_Collected data entries:_
^^^^^^^^^^^^^^^^

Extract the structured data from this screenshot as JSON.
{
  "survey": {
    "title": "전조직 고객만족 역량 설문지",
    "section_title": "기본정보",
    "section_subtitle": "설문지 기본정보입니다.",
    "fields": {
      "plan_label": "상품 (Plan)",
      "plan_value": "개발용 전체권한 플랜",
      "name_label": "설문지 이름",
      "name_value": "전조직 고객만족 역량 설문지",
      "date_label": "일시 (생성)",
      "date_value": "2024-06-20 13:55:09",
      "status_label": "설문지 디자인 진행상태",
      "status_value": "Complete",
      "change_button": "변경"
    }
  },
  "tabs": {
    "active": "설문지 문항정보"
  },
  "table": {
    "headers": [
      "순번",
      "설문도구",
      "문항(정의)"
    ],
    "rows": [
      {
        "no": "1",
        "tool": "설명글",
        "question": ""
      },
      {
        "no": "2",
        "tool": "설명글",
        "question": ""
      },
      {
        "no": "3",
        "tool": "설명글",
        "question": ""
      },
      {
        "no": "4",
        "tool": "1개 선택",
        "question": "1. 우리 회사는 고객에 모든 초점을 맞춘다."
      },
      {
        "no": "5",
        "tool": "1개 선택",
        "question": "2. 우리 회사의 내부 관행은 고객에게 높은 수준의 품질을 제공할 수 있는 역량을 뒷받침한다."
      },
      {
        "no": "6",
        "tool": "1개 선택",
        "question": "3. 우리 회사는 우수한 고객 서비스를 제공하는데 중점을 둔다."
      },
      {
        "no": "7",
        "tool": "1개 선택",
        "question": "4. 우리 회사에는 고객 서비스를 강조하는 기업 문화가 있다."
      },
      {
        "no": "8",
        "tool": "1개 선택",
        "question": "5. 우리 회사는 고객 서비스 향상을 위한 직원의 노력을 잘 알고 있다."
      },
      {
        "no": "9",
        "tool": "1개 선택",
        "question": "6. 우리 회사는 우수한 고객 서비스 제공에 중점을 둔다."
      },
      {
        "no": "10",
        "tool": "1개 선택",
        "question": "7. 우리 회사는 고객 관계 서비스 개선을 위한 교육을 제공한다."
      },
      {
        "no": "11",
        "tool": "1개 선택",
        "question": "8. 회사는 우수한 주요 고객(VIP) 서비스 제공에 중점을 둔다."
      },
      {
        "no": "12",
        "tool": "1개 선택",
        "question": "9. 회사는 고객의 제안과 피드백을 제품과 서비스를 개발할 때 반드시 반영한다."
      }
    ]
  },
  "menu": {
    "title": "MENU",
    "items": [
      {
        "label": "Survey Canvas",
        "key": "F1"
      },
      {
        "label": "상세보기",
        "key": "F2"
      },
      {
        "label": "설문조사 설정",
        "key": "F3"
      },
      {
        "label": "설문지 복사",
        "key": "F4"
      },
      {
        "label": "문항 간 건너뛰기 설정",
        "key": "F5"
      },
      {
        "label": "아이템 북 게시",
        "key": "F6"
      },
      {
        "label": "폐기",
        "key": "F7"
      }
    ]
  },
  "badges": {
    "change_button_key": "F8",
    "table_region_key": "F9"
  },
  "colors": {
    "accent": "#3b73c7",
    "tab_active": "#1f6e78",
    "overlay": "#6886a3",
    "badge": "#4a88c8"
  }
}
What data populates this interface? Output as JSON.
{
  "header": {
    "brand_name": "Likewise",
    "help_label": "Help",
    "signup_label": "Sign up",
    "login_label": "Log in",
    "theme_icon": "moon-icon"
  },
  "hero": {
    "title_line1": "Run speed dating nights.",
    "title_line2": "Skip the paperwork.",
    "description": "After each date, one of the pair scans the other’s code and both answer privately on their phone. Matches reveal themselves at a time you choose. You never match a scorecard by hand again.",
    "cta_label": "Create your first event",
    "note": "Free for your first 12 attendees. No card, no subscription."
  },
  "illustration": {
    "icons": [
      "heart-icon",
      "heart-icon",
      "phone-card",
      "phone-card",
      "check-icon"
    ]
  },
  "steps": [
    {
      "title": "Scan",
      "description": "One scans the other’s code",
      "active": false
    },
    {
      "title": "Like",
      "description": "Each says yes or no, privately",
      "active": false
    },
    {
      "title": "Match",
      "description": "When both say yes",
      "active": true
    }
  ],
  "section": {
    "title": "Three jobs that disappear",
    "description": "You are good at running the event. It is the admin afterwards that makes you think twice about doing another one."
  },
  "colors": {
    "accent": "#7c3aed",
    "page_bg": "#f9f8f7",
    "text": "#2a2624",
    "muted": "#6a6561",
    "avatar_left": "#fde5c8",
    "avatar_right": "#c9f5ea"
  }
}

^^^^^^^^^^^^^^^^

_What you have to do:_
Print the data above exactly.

_Answer for the task:_
Extract the structured data from this screenshot as JSON.
{
  "survey": {
    "title": "전조직 고객만족 역량 설문지",
    "section_title": "기본정보",
    "section_subtitle": "설문지 기본정보입니다.",
    "fields": {
      "plan_label": "상품 (Plan)",
      "plan_value": "개발용 전체권한 플랜",
      "name_label": "설문지 이름",
      "name_value": "전조직 고객만족 역량 설문지",
      "date_label": "일시 (생성)",
      "date_value": "2024-06-20 13:55:09",
      "status_label": "설문지 디자인 진행상태",
      "status_value": "Complete",
      "change_button": "변경"
    }
  },
  "tabs": {
    "active": "설문지 문항정보"
  },
  "table": {
    "headers": [
      "순번",
      "설문도구",
      "문항(정의)"
    ],
    "rows": [
      {
        "no": "1",
        "tool": "설명글",
        "question": ""
      },
      {
        "no": "2",
        "tool": "설명글",
        "question": ""
      },
      {
        "no": "3",
        "tool": "설명글",
        "question": ""
      },
      {
        "no": "4",
        "tool": "1개 선택",
        "question": "1. 우리 회사는 고객에 모든 초점을 맞춘다."
      },
      {
        "no": "5",
        "tool": "1개 선택",
        "question": "2. 우리 회사의 내부 관행은 고객에게 높은 수준의 품질을 제공할 수 있는 역량을 뒷받침한다."
      },
      {
        "no": "6",
        "tool": "1개 선택",
        "question": "3. 우리 회사는 우수한 고객 서비스를 제공하는데 중점을 둔다."
      },
      {
        "no": "7",
        "tool": "1개 선택",
        "question": "4. 우리 회사에는 고객 서비스를 강조하는 기업 문화가 있다."
      },
      {
        "no": "8",
        "tool": "1개 선택",
        "question": "5. 우리 회사는 고객 서비스 향상을 위한 직원의 노력을 잘 알고 있다."
      },
      {
        "no": "9",
        "tool": "1개 선택",
        "question": "6. 우리 회사는 우수한 고객 서비스 제공에 중점을 둔다."
      },
      {
        "no": "10",
        "tool": "1개 선택",
        "question": "7. 우리 회사는 고객 관계 서비스 개선을 위한 교육을 제공한다."
      },
      {
        "no": "11",
        "tool": "1개 선택",
        "question": "8. 회사는 우수한 주요 고객(VIP) 서비스 제공에 중점을 둔다."
      },
      {
        "no": "12",
        "tool": "1개 선택",
        "question": "9. 회사는 고객의 제안과 피드백을 제품과 서비스를 개발할 때 반드시 반영한다."
      }
    ]
  },
  "menu": {
    "title": "MENU",
    "items": [
      {
        "label": "Survey Canvas",
        "key": "F1"
      },
      {
        "label": "상세보기",
        "key": "F2"
      },
      {
        "label": "설문조사 설정",
        "key": "F3"
      },
      {
        "label": "설문지 복사",
        "key": "F4"
      },
      {
        "label": "문항 간 건너뛰기 설정",
        "key": "F5"
      },
      {
        "label": "아이템 북 게시",
        "key": "F6"
      },
      {
        "label": "폐기",
        "key": "F7"
      }
    ]
  },
  "badges": {
    "change_button_key": "F8",
    "table_region_key": "F9"
  },
  "colors": {
    "accent": "#3b73c7",
    "tab_active": "#1f6e78",
    "overlay": "#6886a3",
    "badge": "#4a88c8"
  }
}
What data populates this interface? Output as JSON.
{
  "header": {
    "brand_name": "Likewise",
    "help_label": "Help",
    "signup_label": "Sign up",
    "login_label": "Log in",
    "theme_icon": "moon-icon"
  },
  "hero": {
    "title_line1": "Run speed dating nights.",
    "title_line2": "Skip the paperwork.",
    "description": "After each date, one of the pair scans the other’s code and both answer privately on their phone. Matches reveal themselves at a time you choose. You never match a scorecard by hand again.",
    "cta_label": "Create your first event",
    "note": "Free for your first 12 attendees. No card, no subscription."
  },
  "illustration": {
    "icons": [
      "heart-icon",
      "heart-icon",
      "phone-card",
      "phone-card",
      "check-icon"
    ]
  },
  "steps": [
    {
      "title": "Scan",
      "description": "One scans the other’s code",
      "active": false
    },
    {
      "title": "Like",
      "description": "Each says yes or no, privately",
      "active": false
    },
    {
      "title": "Match",
      "description": "When both say yes",
      "active": true
    }
  ],
  "section": {
    "title": "Three jobs that disappear",
    "description": "You are good at running the event. It is the admin afterwards that makes you think twice about doing another one."
  },
  "colors": {
    "accent": "#7c3aed",
    "page_bg": "#f9f8f7",
    "text": "#2a2624",
    "muted": "#6a6561",
    "avatar_left": "#fde5c8",
    "avatar_right": "#c9f5ea"
  }
}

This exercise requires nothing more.